§ Exercise instructions: Reproduce the records word for word, apart from the images they contain.

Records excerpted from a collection
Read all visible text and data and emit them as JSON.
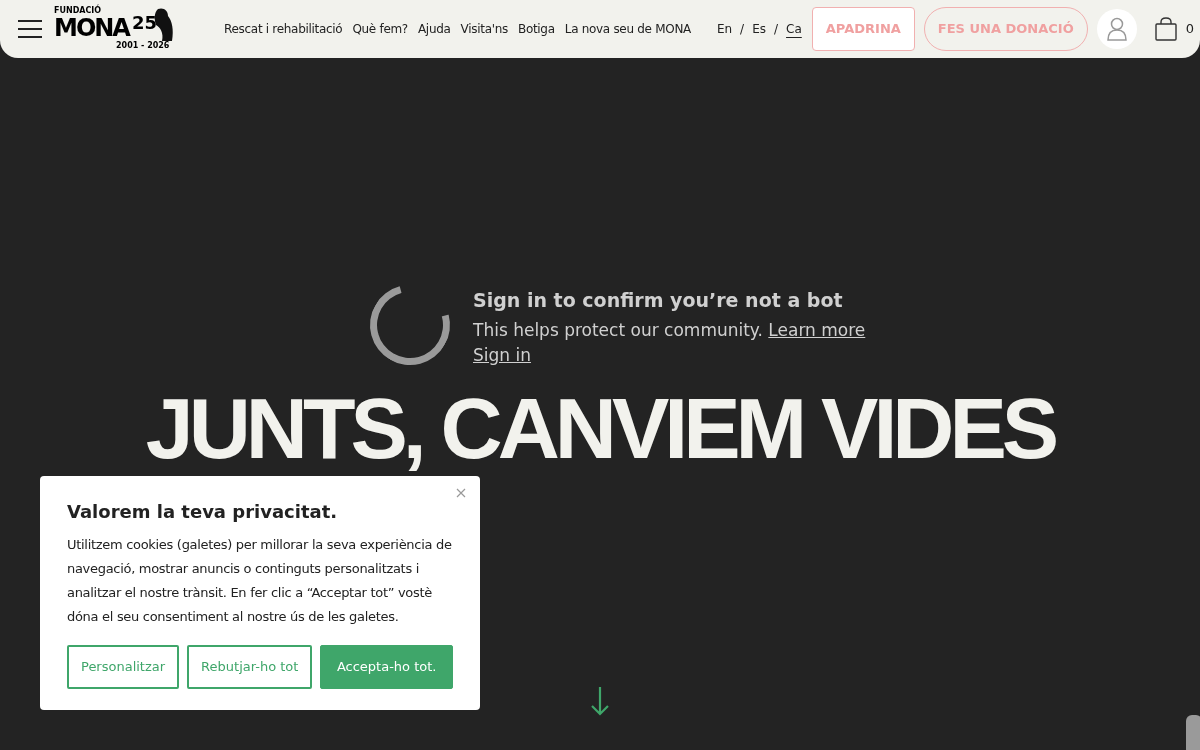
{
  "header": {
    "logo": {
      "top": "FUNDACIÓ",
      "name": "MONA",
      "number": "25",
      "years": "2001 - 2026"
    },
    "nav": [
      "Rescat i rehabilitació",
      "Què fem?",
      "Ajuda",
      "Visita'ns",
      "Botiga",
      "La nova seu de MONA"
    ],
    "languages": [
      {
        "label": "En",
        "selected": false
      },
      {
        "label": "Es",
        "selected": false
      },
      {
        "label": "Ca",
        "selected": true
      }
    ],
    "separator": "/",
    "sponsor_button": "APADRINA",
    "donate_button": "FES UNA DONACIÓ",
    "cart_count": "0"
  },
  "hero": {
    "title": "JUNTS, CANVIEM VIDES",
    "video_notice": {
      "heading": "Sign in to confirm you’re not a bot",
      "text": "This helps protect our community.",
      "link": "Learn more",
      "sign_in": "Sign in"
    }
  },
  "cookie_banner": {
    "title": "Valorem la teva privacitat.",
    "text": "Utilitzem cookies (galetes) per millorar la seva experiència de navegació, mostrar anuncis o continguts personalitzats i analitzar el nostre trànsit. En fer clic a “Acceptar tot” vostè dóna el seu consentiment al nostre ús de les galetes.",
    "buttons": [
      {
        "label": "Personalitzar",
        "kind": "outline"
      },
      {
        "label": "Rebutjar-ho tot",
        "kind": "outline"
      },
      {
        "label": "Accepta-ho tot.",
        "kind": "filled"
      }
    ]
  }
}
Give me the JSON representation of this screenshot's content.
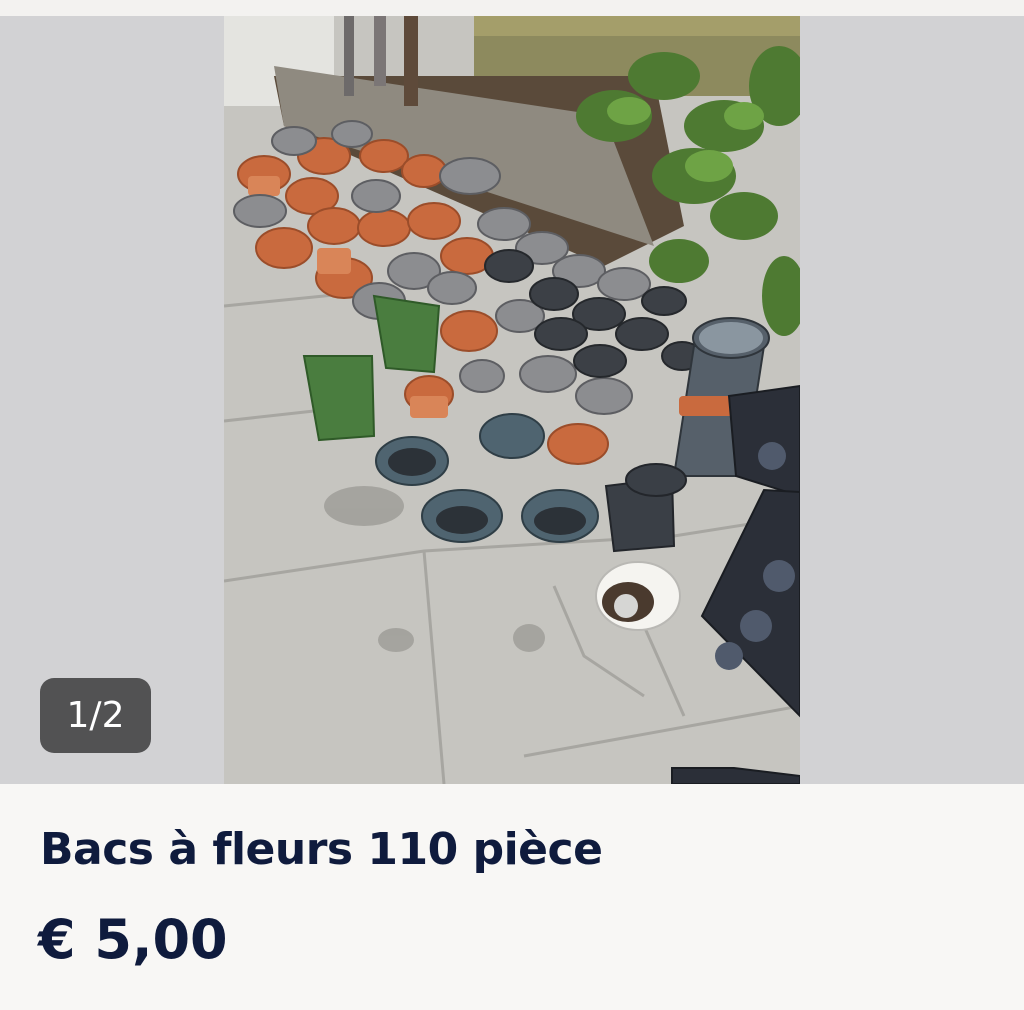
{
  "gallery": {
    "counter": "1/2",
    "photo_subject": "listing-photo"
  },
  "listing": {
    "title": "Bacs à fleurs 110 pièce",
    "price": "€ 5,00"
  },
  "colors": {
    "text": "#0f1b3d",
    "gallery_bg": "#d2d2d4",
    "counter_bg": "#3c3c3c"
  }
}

§ Task result:
Read all visible text and data and emit them as JSON.
{
  "header": {
    "logo": {
      "top": "FUNDACIÓ",
      "name": "MONA",
      "number": "25",
      "years": "2001 - 2026"
    },
    "nav": [
      "Rescat i rehabilitació",
      "Què fem?",
      "Ajuda",
      "Visita'ns",
      "Botiga",
      "La nova seu de MONA"
    ],
    "languages": [
      {
        "label": "En",
        "selected": false
      },
      {
        "label": "Es",
        "selected": false
      },
      {
        "label": "Ca",
        "selected": true
      }
    ],
    "separator": "/",
    "sponsor_button": "APADRINA",
    "donate_button": "FES UNA DONACIÓ",
    "cart_count": "0"
  },
  "hero": {
    "title": "JUNTS, CANVIEM VIDES",
    "video_notice": {
      "heading": "Sign in to confirm you’re not a bot",
      "text": "This helps protect our community.",
      "link": "Learn more",
      "sign_in": "Sign in"
    }
  },
  "cookie_banner": {
    "title": "Valorem la teva privacitat.",
    "text": "Utilitzem cookies (galetes) per millorar la seva experiència de navegació, mostrar anuncis o continguts personalitzats i analitzar el nostre trànsit. En fer clic a “Acceptar tot” vostè dóna el seu consentiment al nostre ús de les galetes.",
    "buttons": [
      {
        "label": "Personalitzar",
        "kind": "outline"
      },
      {
        "label": "Rebutjar-ho tot",
        "kind": "outline"
      },
      {
        "label": "Accepta-ho tot.",
        "kind": "filled"
      }
    ]
  }
}
Give me the JSON representation of this screenshot's content.
{
  "gallery": {
    "counter": "1/2",
    "photo_subject": "listing-photo"
  },
  "listing": {
    "title": "Bacs à fleurs 110 pièce",
    "price": "€ 5,00"
  },
  "colors": {
    "text": "#0f1b3d",
    "gallery_bg": "#d2d2d4",
    "counter_bg": "#3c3c3c"
  }
}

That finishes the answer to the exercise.